Oh, there's tragedy to burn. Stalin was still right. But the criminal justice system isn't about giving "victims" a day in court. At least, not the sort of victims Weller means.
I've explained this before, but it needs to be repeated. The victim of a crime is the state, the body politic. It's why criminal cases have names like State of Ohio v. Some Poor Fuckup or United States of America v. Gee Hesa Shithead or, to bring this back to go, People of New York v. Rodney Alcala.
Ellen Hover and Cornelia Crilley, they were victims of Rodney Alcala, and they were victims of his criminal actions, but they aren't the victims of his crimes. And his prosecution doesn't vindicate them in any way. Maybe it was a good thing. Maybe there's some sort of cosmic justice to be had in bringing Alcala before the bar in New York, in taking a ritual plea and imposing a sentence he cannot serve. Maybe in some sense he thereby answers for what he did to those women. So maybe it's an absolute good. I don't know, don't pretend to.
As I've said too many times in these posts, I don't know what justice is. I can recognize injustice, but justice - that's in the hands of the gods.
Still, if a show trial (and that's all it could be) or show plea as it happened of Rodney Alcala brought Weller some peace after all these years, if it gave her solace, I certainly don't begrudge her that. The families, the friends, the loved ones and loving ones of those who have been murdered, and those themselves who've suffered other violations - they ache, they suffer. They deserve what comfort and sympathy and compassion we can offer.
What they don't deserve is a day in the criminal court where their only proper role is witness. Not victim.
Last month Rodney Alcala entered guilty pleas. Last week he was sentenced. 25 years to life. A sentence he won't serve because he's going to die (one way or another) in prison in California for his long-ago crimes there. Those years, they're the ritual sentence. Weller calls it "symbolic," and that's not wrong. But there's another part he had to endure. The castigation.
At one point, the judge broke down, saying she had never had before her a case with such brutality and hoped she would never again.And with that, and with the symbolic/ritual term of years. Weller has her peace, her satisfaction.

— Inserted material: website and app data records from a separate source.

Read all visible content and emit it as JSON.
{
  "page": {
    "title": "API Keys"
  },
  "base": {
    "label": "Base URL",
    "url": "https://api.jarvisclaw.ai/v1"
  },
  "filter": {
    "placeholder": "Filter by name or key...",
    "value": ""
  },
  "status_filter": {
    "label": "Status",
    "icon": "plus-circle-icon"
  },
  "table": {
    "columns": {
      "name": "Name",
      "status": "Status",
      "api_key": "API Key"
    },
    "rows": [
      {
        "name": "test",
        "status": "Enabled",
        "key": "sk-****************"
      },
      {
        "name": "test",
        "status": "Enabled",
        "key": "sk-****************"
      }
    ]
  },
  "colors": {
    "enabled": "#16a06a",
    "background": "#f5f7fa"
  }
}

Or maybe not. Part of what Jody Lyneé Madeira eloquently conveys in Killing McVeigh: The Death Penalty and the Myth of Closure (reviewed here) is that survivors want acknowledgment, recognition. They want, they need, the bad guy to acknowledge his misdeeds. Not to the world, but to them. Just a fucking sincere apology. Please. The criminal courts aren't the place. They rarely provide the setting. It's not what they're for. And so they leave those victimized by the criminal acts unsatisfied.

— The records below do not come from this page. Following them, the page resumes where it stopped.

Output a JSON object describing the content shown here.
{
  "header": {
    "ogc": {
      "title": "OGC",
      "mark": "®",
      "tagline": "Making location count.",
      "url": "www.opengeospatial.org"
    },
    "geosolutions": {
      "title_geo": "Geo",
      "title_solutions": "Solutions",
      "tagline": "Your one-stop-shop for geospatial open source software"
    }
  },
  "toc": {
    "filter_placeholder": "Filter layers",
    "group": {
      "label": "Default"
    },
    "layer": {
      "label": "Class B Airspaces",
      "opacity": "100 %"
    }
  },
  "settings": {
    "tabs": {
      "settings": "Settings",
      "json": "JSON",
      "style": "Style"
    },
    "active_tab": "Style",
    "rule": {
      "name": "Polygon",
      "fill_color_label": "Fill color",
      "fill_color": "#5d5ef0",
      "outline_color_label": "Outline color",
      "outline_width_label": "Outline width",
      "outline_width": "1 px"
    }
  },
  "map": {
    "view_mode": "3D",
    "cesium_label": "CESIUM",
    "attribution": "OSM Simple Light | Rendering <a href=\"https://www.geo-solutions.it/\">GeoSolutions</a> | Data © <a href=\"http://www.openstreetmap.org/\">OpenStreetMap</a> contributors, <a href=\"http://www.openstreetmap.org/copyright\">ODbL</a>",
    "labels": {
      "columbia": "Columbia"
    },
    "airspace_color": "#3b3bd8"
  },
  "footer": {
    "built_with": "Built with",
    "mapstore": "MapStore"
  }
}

During the hearing he never once turned to face us, the family members. He simply clutched his orange Department of Corrections jacket, protection against the cold on the short trip from court to van and from van to Rikers.No solace, no acknowledgement, no satisfaction.
All I could think was: a coward to the end.Which of course he might be. Or maybe it just wasn't to be. Because much as she might like to think it otherwise, the prosecution of Rodney Alcala wasn't about Ellen Hover or Cornelia Crilley. And it wasn't about Weller or the family and friends of the mudered women.
Stalin was right. So was that clergyman speaking after 9/11. The murders of those two are tragedies. They are to be mourned. Their loved ones are entitled to grief, despair, anger, bitterness.
But the criminal justice system, whatever its virtues and whatever its defects isn't there to heal them or provide them peace or solace or satisfaction. It can't do that because it isn't about them. We've lied in recent years and told them it is. We've adopted so-call "victim's rights" laws and procedures. We've a whole panoply of stuff designed to give victims of criminal acts a role in the prosecution of people who are alleged to have committed those acts against the state.
That's a level of dissonance that simply can't be made to cohere.
UPDATE: See Scott Greenfield's take on Weller's Op-Ed.